Bedding and Mattress
Change your child’s bedding, including mattress toppers, weekly and get them to help with the chore. Strip the bed and vacuum under the bed and along the rails. If it’s been a while since you cleaned your child’s mattress, now is the perfect time. You’ll want to clean their mattress at least quarterly to get rid of bacteria and germs and to take care of any stains.
Get hardwood floors shiny again. A good sweeping and mopping will get rid of dust and most buildup. For floors sealed with polyurethane, damp mopping is best. Floors with shellac or varnish will need an appropriate cleaner or polish applied with a wax mop. A weekly sweep and dry mop should keep them looking great. Vacuum carpets and take smaller rugs outside for a good shake. Some smaller rugs are machine washable, so check the label.
Desk and Study Areas
Will your child happily begin studying harder and jumping into school projects now that their room is so clean and tidy? Maybe not. But giving them an uncluttered desk or study area sure doesn’t hurt. Work together with your child and set up some bins or canisters for school supplies, shelves for notebooks and textbooks and other storage solutions. Make sure they have adequate lighting from a desk or floor lamp.

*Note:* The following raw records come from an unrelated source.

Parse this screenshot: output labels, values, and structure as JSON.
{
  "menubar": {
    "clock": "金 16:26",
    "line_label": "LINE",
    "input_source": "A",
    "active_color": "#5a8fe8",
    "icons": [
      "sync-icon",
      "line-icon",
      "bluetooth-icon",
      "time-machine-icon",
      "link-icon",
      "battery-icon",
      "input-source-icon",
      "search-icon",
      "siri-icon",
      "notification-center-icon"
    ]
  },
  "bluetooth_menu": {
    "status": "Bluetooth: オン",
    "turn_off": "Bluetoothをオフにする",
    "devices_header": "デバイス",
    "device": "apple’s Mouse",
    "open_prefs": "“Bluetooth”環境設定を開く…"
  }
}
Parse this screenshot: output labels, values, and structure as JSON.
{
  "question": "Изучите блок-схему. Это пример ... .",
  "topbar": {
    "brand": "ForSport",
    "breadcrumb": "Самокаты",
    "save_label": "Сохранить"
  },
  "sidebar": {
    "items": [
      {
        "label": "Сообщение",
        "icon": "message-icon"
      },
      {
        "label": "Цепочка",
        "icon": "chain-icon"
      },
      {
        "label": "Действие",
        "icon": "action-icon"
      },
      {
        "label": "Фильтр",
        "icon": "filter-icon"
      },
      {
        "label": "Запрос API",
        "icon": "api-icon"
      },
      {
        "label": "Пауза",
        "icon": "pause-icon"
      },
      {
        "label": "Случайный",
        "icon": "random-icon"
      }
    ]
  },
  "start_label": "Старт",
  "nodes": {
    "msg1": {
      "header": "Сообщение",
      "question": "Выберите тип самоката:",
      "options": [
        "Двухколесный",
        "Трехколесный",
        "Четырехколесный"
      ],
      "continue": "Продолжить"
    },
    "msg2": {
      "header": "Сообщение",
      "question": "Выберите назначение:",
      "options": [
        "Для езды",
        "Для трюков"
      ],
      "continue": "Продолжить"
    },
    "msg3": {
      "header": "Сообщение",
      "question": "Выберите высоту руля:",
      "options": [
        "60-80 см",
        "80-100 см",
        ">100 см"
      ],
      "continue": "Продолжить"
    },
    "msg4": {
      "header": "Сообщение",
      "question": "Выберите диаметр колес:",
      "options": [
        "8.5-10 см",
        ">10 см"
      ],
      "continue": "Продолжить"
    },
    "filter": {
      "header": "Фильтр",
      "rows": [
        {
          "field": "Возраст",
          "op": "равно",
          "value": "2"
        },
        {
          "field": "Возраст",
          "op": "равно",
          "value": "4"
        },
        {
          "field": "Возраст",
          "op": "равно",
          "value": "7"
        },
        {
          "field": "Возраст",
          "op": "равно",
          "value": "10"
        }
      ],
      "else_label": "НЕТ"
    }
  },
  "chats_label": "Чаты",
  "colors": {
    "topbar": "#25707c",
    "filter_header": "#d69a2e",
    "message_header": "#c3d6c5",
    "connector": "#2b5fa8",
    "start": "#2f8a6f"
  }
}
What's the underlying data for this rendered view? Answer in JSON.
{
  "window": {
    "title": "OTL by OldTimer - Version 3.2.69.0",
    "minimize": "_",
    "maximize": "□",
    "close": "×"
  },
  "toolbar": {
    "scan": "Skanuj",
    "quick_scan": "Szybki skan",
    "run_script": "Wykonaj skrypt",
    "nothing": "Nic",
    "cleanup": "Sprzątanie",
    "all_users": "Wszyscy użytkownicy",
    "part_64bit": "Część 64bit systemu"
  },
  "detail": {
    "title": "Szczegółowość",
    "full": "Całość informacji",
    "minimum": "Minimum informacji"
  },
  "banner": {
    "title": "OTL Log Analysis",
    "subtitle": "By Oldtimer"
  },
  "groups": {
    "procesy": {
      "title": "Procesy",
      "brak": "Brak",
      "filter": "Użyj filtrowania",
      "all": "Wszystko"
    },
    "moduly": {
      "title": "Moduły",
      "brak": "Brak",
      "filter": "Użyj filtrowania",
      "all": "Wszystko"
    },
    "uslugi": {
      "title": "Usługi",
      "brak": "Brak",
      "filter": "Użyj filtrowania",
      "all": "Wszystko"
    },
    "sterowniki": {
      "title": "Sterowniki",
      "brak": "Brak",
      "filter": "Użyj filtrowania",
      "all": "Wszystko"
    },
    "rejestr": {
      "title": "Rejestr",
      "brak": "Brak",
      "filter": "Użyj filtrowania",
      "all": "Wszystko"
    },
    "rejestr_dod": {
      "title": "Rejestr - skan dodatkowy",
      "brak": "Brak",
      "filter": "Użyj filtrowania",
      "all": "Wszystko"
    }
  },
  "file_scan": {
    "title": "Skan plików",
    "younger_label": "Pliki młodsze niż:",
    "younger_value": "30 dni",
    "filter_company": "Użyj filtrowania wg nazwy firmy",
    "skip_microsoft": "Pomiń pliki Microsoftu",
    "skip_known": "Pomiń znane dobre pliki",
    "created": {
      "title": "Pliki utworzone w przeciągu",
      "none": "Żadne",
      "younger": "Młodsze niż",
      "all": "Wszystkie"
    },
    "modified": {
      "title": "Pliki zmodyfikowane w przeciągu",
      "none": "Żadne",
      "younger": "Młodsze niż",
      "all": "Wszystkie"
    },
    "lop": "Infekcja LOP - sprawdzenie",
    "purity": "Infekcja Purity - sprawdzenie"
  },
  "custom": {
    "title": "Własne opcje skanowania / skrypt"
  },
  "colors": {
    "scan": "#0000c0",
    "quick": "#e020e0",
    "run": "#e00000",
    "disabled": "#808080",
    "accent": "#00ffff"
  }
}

Now that you and your child have decluttered, organized and cleaned their room, what’s next? Are you destined to repeat this routine over and over or will your child’s room stay cleaner and more picked up than before? When you help children stay focused on some easy maintenance with an age-appropriate cleaning chart, they’ll create habits for cleaning and organizing. If all else fails, just find The Maids nearest your neighborhood and give them a shot!